[Records excerpted from a collection]
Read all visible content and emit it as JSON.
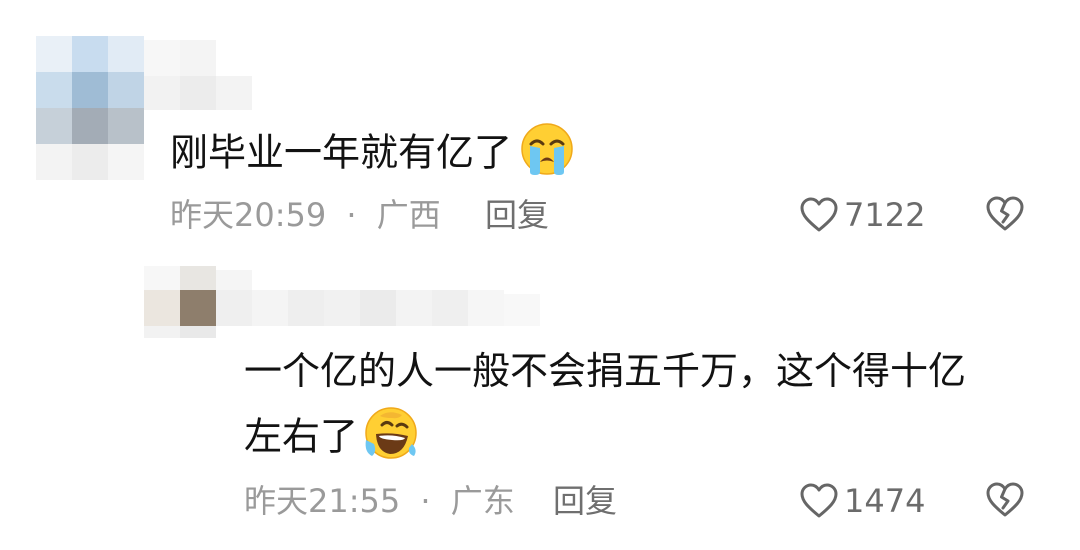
{
  "comments": [
    {
      "text": "刚毕业一年就有亿了",
      "emoji": "crying-face",
      "time": "昨天20:59",
      "separator": "·",
      "location": "广西",
      "reply_label": "回复",
      "likes": "7122"
    },
    {
      "line1": "一个亿的人一般不会捐五千万，这个得十亿",
      "line2": "左右了",
      "emoji": "rolling-laughing-face",
      "time": "昨天21:55",
      "separator": "·",
      "location": "广东",
      "reply_label": "回复",
      "likes": "1474"
    }
  ],
  "icons": {
    "like": "heart-outline-icon",
    "dislike": "broken-heart-icon"
  }
}
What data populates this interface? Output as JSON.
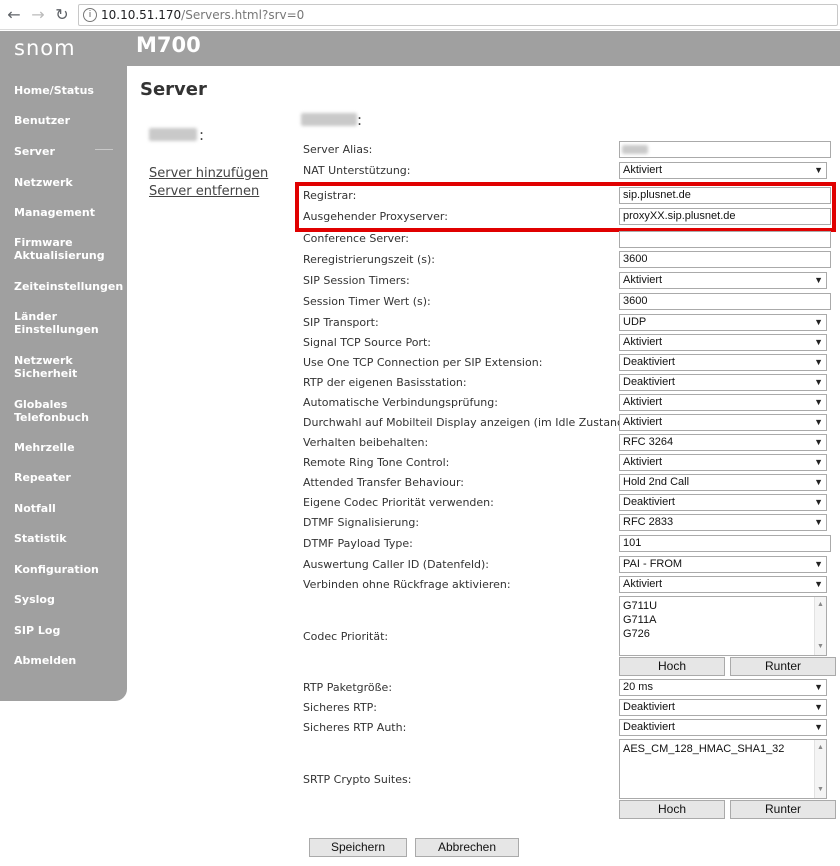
{
  "browser": {
    "back_icon": "arrow-left-icon",
    "forward_icon": "arrow-right-icon",
    "reload_icon": "reload-icon",
    "url_host": "10.10.51.170",
    "url_path": "/Servers.html?srv=0"
  },
  "header": {
    "logo": "snom",
    "model": "M700"
  },
  "sidebar": {
    "items": [
      {
        "label": "Home/Status"
      },
      {
        "label": "Benutzer"
      },
      {
        "label": "Server"
      },
      {
        "label": "Netzwerk"
      },
      {
        "label": "Management"
      },
      {
        "label": "Firmware",
        "label2": "Aktualisierung"
      },
      {
        "label": "Zeiteinstellungen"
      },
      {
        "label": "Länder",
        "label2": "Einstellungen"
      },
      {
        "label": "Netzwerk",
        "label2": "Sicherheit"
      },
      {
        "label": "Globales",
        "label2": "Telefonbuch"
      },
      {
        "label": "Mehrzelle"
      },
      {
        "label": "Repeater"
      },
      {
        "label": "Notfall"
      },
      {
        "label": "Statistik"
      },
      {
        "label": "Konfiguration"
      },
      {
        "label": "Syslog"
      },
      {
        "label": "SIP Log"
      },
      {
        "label": "Abmelden"
      }
    ]
  },
  "main": {
    "title": "Server",
    "links": {
      "add": "Server hinzufügen",
      "remove": "Server entfernen"
    },
    "colon": ":",
    "rows": {
      "server_alias": {
        "label": "Server Alias:",
        "value": ""
      },
      "nat": {
        "label": "NAT Unterstützung:",
        "value": "Aktiviert"
      },
      "registrar": {
        "label": "Registrar:",
        "value": "sip.plusnet.de"
      },
      "proxy": {
        "label": "Ausgehender Proxyserver:",
        "value": "proxyXX.sip.plusnet.de"
      },
      "conference": {
        "label": "Conference Server:",
        "value": ""
      },
      "rereg": {
        "label": "Reregistrierungszeit (s):",
        "value": "3600"
      },
      "sip_session_timers": {
        "label": "SIP Session Timers:",
        "value": "Aktiviert"
      },
      "session_timer_value": {
        "label": "Session Timer Wert (s):",
        "value": "3600"
      },
      "sip_transport": {
        "label": "SIP Transport:",
        "value": "UDP"
      },
      "tcp_source_port": {
        "label": "Signal TCP Source Port:",
        "value": "Aktiviert"
      },
      "one_tcp": {
        "label": "Use One TCP Connection per SIP Extension:",
        "value": "Deaktiviert"
      },
      "rtp_base": {
        "label": "RTP der eigenen Basisstation:",
        "value": "Deaktiviert"
      },
      "auto_check": {
        "label": "Automatische Verbindungsprüfung:",
        "value": "Aktiviert"
      },
      "durchwahl": {
        "label": "Durchwahl auf Mobilteil Display anzeigen (im Idle Zustand):",
        "value": "Aktiviert"
      },
      "verhalten": {
        "label": "Verhalten beibehalten:",
        "value": "RFC 3264"
      },
      "remote_ring": {
        "label": "Remote Ring Tone Control:",
        "value": "Aktiviert"
      },
      "attended": {
        "label": "Attended Transfer Behaviour:",
        "value": "Hold 2nd Call"
      },
      "codec_prio_own": {
        "label": "Eigene Codec Priorität verwenden:",
        "value": "Deaktiviert"
      },
      "dtmf_sig": {
        "label": "DTMF Signalisierung:",
        "value": "RFC 2833"
      },
      "dtmf_payload": {
        "label": "DTMF Payload Type:",
        "value": "101"
      },
      "caller_id": {
        "label": "Auswertung Caller ID (Datenfeld):",
        "value": "PAI - FROM"
      },
      "connect": {
        "label": "Verbinden ohne Rückfrage aktivieren:",
        "value": "Aktiviert"
      },
      "codec_prio": {
        "label": "Codec Priorität:",
        "options": [
          "G711U",
          "G711A",
          "G726"
        ]
      },
      "rtp_packet": {
        "label": "RTP Paketgröße:",
        "value": "20 ms"
      },
      "srtp": {
        "label": "Sicheres RTP:",
        "value": "Deaktiviert"
      },
      "srtp_auth": {
        "label": "Sicheres RTP Auth:",
        "value": "Deaktiviert"
      },
      "srtp_suites": {
        "label": "SRTP Crypto Suites:",
        "options": [
          "AES_CM_128_HMAC_SHA1_32"
        ]
      }
    },
    "buttons": {
      "hoch": "Hoch",
      "runter": "Runter",
      "save": "Speichern",
      "cancel": "Abbrechen"
    }
  },
  "colors": {
    "highlight": "#e00000",
    "sidebar": "#a0a0a0"
  }
}
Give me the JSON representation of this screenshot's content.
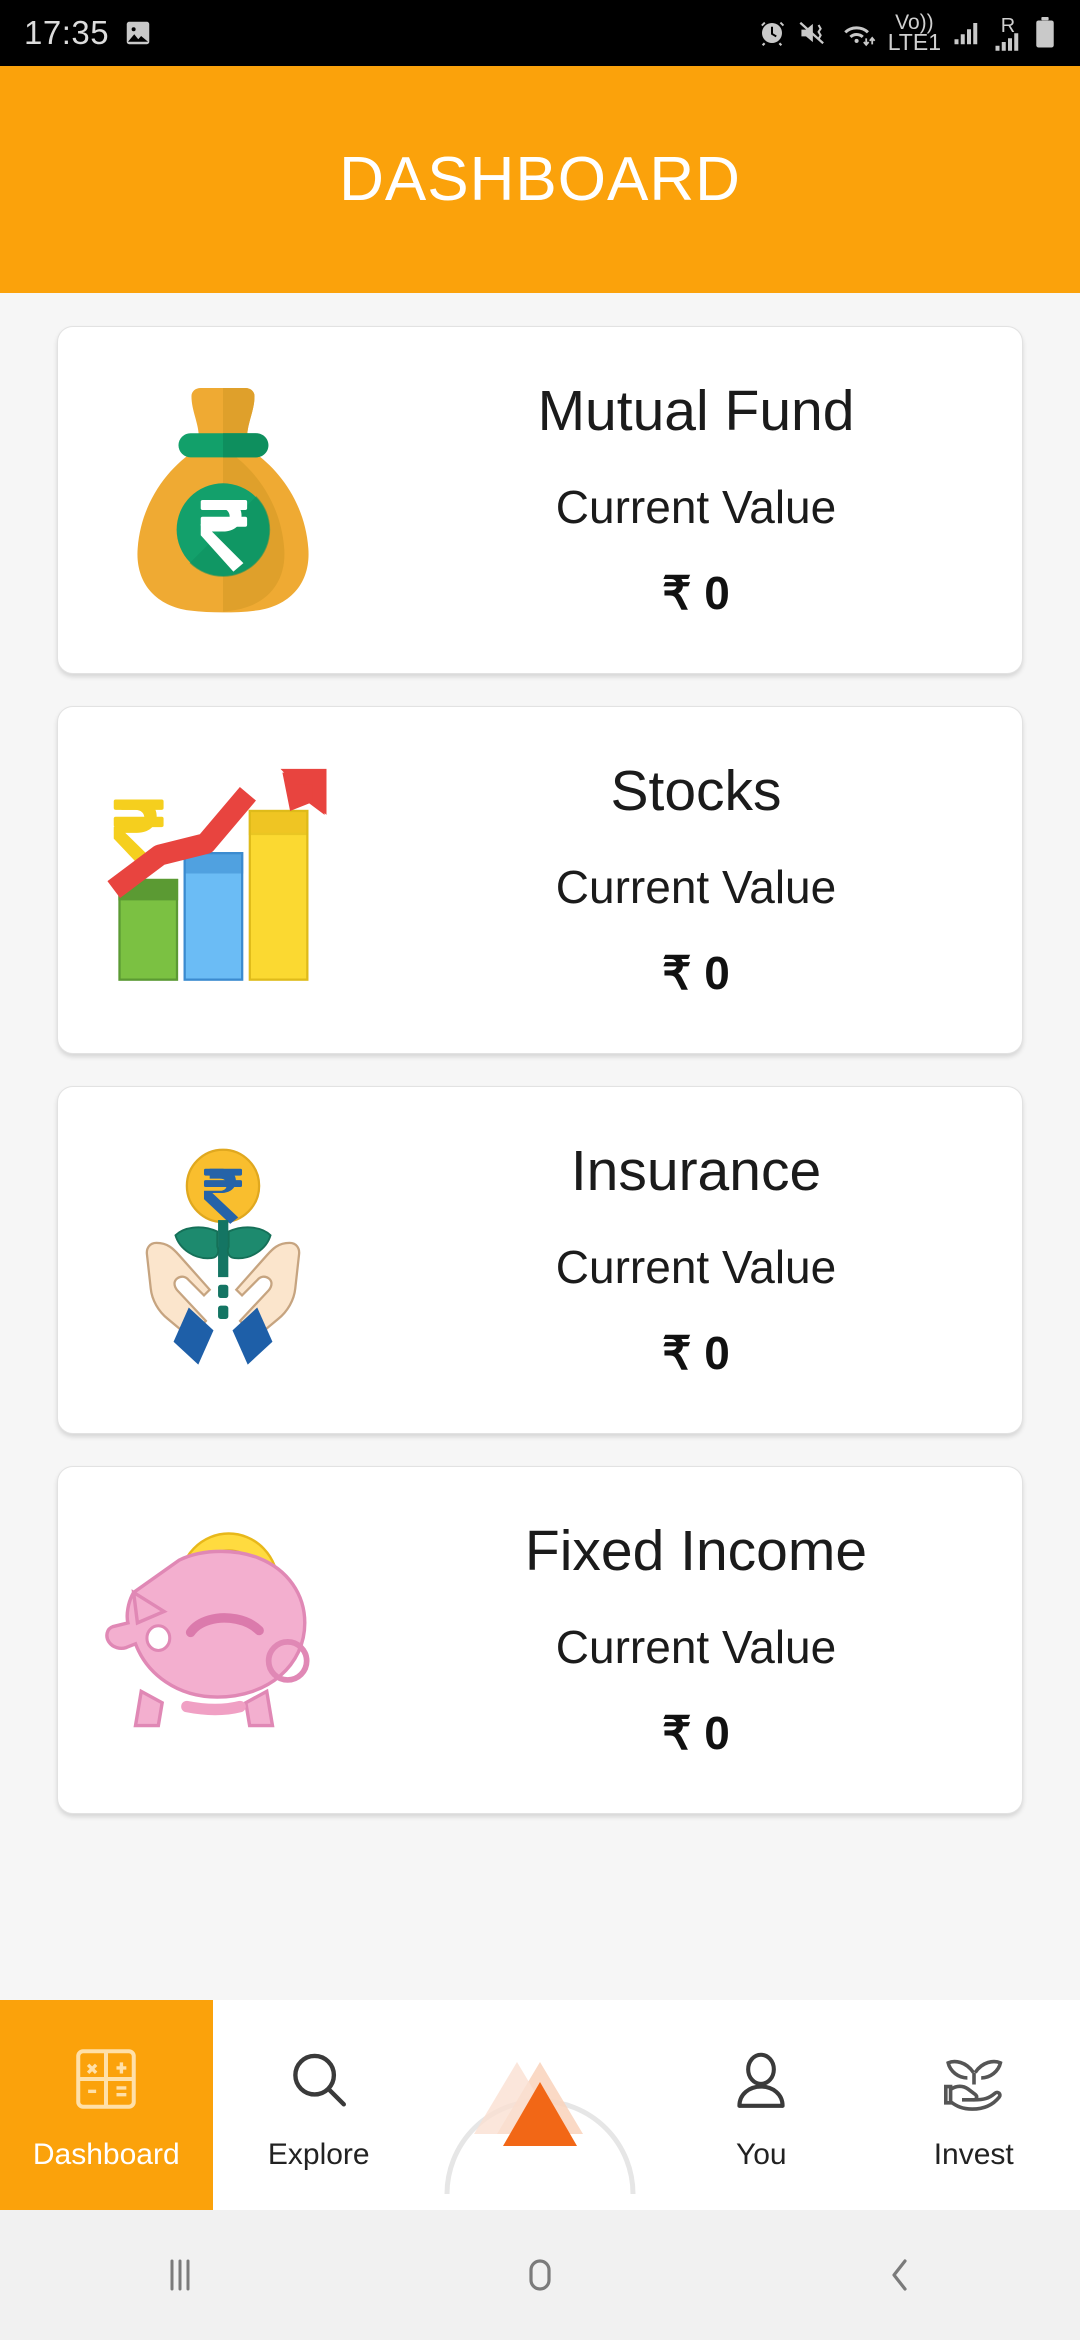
{
  "status_bar": {
    "time": "17:35",
    "left_icons": [
      "photo-icon"
    ],
    "right_icons": [
      "alarm-icon",
      "vibrate-mute-icon",
      "wifi-icon",
      "volte1-icon",
      "signal-bars-icon",
      "roaming-signal-icon",
      "battery-icon"
    ],
    "network_label_top": "Vo))",
    "network_label_bottom": "LTE1",
    "roaming_label": "R"
  },
  "app_bar": {
    "title": "DASHBOARD"
  },
  "theme": {
    "accent_orange": "#FBA20B",
    "page_background": "#F6F6F6",
    "card_background": "#FFFFFF",
    "text_primary": "#1B1B1B",
    "nav_bar_background": "#F1F1F1",
    "logo_orange": "#F26716"
  },
  "cards": [
    {
      "id": "mutual-fund",
      "title": "Mutual Fund",
      "label": "Current Value",
      "value": "₹ 0",
      "icon": "money-bag-icon"
    },
    {
      "id": "stocks",
      "title": "Stocks",
      "label": "Current Value",
      "value": "₹ 0",
      "icon": "growth-bar-chart-icon"
    },
    {
      "id": "insurance",
      "title": "Insurance",
      "label": "Current Value",
      "value": "₹ 0",
      "icon": "hands-plant-coin-icon"
    },
    {
      "id": "fixed-income",
      "title": "Fixed Income",
      "label": "Current Value",
      "value": "₹ 0",
      "icon": "piggy-bank-icon"
    }
  ],
  "bottom_nav": {
    "items": [
      {
        "id": "dashboard",
        "label": "Dashboard",
        "icon": "grid-dashboard-icon",
        "active": true
      },
      {
        "id": "explore",
        "label": "Explore",
        "icon": "search-icon",
        "active": false
      },
      {
        "id": "center-action",
        "label": "",
        "icon": "app-logo-triangle-icon",
        "active": false
      },
      {
        "id": "you",
        "label": "You",
        "icon": "person-icon",
        "active": false
      },
      {
        "id": "invest",
        "label": "Invest",
        "icon": "hand-sprout-icon",
        "active": false
      }
    ]
  },
  "android_nav": {
    "buttons": [
      {
        "id": "recents",
        "icon": "recents-bars-icon"
      },
      {
        "id": "home",
        "icon": "home-circle-icon"
      },
      {
        "id": "back",
        "icon": "back-chevron-icon"
      }
    ]
  }
}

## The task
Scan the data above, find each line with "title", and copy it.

## Result of the exercise
    "title": "Server",
    "title": "DASHBOARD"
      "title": "Mutual Fund",
      "title": "Stocks",
      "title": "Insurance",
      "title": "Fixed Income",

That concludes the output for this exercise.